Aim of the task ▸ For every record below, write out an exact copy.

Data for this exercise ▸
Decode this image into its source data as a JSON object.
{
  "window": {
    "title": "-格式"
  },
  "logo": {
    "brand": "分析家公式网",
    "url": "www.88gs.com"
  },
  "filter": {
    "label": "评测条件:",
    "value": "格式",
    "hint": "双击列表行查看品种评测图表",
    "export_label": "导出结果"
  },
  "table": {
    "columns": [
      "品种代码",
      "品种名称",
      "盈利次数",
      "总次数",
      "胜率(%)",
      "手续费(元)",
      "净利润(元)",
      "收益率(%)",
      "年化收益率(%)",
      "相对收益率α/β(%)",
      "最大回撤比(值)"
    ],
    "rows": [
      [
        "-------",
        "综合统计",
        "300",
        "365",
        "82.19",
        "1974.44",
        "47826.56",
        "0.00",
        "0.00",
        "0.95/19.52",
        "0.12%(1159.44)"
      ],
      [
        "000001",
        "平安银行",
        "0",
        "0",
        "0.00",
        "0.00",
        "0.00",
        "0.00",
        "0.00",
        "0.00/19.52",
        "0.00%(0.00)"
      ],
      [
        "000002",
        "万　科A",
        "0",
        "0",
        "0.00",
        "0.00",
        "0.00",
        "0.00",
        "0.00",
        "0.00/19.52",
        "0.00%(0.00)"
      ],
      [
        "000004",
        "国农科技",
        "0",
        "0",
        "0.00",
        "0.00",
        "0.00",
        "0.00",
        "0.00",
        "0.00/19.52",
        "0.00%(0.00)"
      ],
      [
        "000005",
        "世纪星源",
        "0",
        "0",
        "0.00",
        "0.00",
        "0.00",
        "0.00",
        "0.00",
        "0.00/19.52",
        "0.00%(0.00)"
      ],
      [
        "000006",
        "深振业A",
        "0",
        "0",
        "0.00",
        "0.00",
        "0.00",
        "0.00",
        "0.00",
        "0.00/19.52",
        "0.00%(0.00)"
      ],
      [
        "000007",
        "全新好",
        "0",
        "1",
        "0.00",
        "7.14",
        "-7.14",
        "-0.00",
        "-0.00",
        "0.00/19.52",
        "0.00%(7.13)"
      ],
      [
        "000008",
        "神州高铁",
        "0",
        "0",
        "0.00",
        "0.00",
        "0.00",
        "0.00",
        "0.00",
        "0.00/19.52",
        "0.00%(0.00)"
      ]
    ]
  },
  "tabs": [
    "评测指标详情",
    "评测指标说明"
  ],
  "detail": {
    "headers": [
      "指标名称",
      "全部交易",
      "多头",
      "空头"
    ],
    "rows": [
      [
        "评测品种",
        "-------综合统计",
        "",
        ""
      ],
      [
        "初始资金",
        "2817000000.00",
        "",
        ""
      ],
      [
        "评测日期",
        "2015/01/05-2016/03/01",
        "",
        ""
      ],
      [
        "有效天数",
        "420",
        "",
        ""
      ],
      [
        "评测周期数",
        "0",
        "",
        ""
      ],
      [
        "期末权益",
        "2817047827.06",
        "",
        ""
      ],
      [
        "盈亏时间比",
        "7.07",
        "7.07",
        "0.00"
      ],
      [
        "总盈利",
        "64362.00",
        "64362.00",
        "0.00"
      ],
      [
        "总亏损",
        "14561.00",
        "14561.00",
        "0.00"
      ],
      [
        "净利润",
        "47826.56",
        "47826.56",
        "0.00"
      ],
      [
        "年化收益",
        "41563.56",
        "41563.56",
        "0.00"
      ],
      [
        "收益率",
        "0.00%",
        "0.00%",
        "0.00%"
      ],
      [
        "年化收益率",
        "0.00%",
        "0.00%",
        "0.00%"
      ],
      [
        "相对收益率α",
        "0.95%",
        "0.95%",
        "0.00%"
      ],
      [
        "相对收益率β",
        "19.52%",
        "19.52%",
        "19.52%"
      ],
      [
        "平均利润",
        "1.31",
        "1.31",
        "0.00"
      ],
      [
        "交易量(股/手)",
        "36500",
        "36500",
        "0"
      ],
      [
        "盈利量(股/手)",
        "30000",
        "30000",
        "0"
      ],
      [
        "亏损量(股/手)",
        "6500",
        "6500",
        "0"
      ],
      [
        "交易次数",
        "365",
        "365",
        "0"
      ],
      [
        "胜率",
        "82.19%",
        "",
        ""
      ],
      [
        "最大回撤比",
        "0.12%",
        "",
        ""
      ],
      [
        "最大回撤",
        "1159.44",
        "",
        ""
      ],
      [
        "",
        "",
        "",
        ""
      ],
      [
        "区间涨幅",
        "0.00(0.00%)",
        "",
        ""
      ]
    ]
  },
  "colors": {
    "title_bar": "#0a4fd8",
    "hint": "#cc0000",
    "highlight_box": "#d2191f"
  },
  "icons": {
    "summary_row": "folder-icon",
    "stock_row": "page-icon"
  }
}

Written solution ▸
Decode this image into its source data as a JSON object.
{
  "window": {
    "title": "-格式"
  },
  "logo": {
    "brand": "分析家公式网",
    "url": "www.88gs.com"
  },
  "filter": {
    "label": "评测条件:",
    "value": "格式",
    "hint": "双击列表行查看品种评测图表",
    "export_label": "导出结果"
  },
  "table": {
    "columns": [
      "品种代码",
      "品种名称",
      "盈利次数",
      "总次数",
      "胜率(%)",
      "手续费(元)",
      "净利润(元)",
      "收益率(%)",
      "年化收益率(%)",
      "相对收益率α/β(%)",
      "最大回撤比(值)"
    ],
    "rows": [
      [
        "-------",
        "综合统计",
        "300",
        "365",
        "82.19",
        "1974.44",
        "47826.56",
        "0.00",
        "0.00",
        "0.95/19.52",
        "0.12%(1159.44)"
      ],
      [
        "000001",
        "平安银行",
        "0",
        "0",
        "0.00",
        "0.00",
        "0.00",
        "0.00",
        "0.00",
        "0.00/19.52",
        "0.00%(0.00)"
      ],
      [
        "000002",
        "万　科A",
        "0",
        "0",
        "0.00",
        "0.00",
        "0.00",
        "0.00",
        "0.00",
        "0.00/19.52",
        "0.00%(0.00)"
      ],
      [
        "000004",
        "国农科技",
        "0",
        "0",
        "0.00",
        "0.00",
        "0.00",
        "0.00",
        "0.00",
        "0.00/19.52",
        "0.00%(0.00)"
      ],
      [
        "000005",
        "世纪星源",
        "0",
        "0",
        "0.00",
        "0.00",
        "0.00",
        "0.00",
        "0.00",
        "0.00/19.52",
        "0.00%(0.00)"
      ],
      [
        "000006",
        "深振业A",
        "0",
        "0",
        "0.00",
        "0.00",
        "0.00",
        "0.00",
        "0.00",
        "0.00/19.52",
        "0.00%(0.00)"
      ],
      [
        "000007",
        "全新好",
        "0",
        "1",
        "0.00",
        "7.14",
        "-7.14",
        "-0.00",
        "-0.00",
        "0.00/19.52",
        "0.00%(7.13)"
      ],
      [
        "000008",
        "神州高铁",
        "0",
        "0",
        "0.00",
        "0.00",
        "0.00",
        "0.00",
        "0.00",
        "0.00/19.52",
        "0.00%(0.00)"
      ]
    ]
  },
  "tabs": [
    "评测指标详情",
    "评测指标说明"
  ],
  "detail": {
    "headers": [
      "指标名称",
      "全部交易",
      "多头",
      "空头"
    ],
    "rows": [
      [
        "评测品种",
        "-------综合统计",
        "",
        ""
      ],
      [
        "初始资金",
        "2817000000.00",
        "",
        ""
      ],
      [
        "评测日期",
        "2015/01/05-2016/03/01",
        "",
        ""
      ],
      [
        "有效天数",
        "420",
        "",
        ""
      ],
      [
        "评测周期数",
        "0",
        "",
        ""
      ],
      [
        "期末权益",
        "2817047827.06",
        "",
        ""
      ],
      [
        "盈亏时间比",
        "7.07",
        "7.07",
        "0.00"
      ],
      [
        "总盈利",
        "64362.00",
        "64362.00",
        "0.00"
      ],
      [
        "总亏损",
        "14561.00",
        "14561.00",
        "0.00"
      ],
      [
        "净利润",
        "47826.56",
        "47826.56",
        "0.00"
      ],
      [
        "年化收益",
        "41563.56",
        "41563.56",
        "0.00"
      ],
      [
        "收益率",
        "0.00%",
        "0.00%",
        "0.00%"
      ],
      [
        "年化收益率",
        "0.00%",
        "0.00%",
        "0.00%"
      ],
      [
        "相对收益率α",
        "0.95%",
        "0.95%",
        "0.00%"
      ],
      [
        "相对收益率β",
        "19.52%",
        "19.52%",
        "19.52%"
      ],
      [
        "平均利润",
        "1.31",
        "1.31",
        "0.00"
      ],
      [
        "交易量(股/手)",
        "36500",
        "36500",
        "0"
      ],
      [
        "盈利量(股/手)",
        "30000",
        "30000",
        "0"
      ],
      [
        "亏损量(股/手)",
        "6500",
        "6500",
        "0"
      ],
      [
        "交易次数",
        "365",
        "365",
        "0"
      ],
      [
        "胜率",
        "82.19%",
        "",
        ""
      ],
      [
        "最大回撤比",
        "0.12%",
        "",
        ""
      ],
      [
        "最大回撤",
        "1159.44",
        "",
        ""
      ],
      [
        "",
        "",
        "",
        ""
      ],
      [
        "区间涨幅",
        "0.00(0.00%)",
        "",
        ""
      ]
    ]
  },
  "colors": {
    "title_bar": "#0a4fd8",
    "hint": "#cc0000",
    "highlight_box": "#d2191f"
  },
  "icons": {
    "summary_row": "folder-icon",
    "stock_row": "page-icon"
  }
}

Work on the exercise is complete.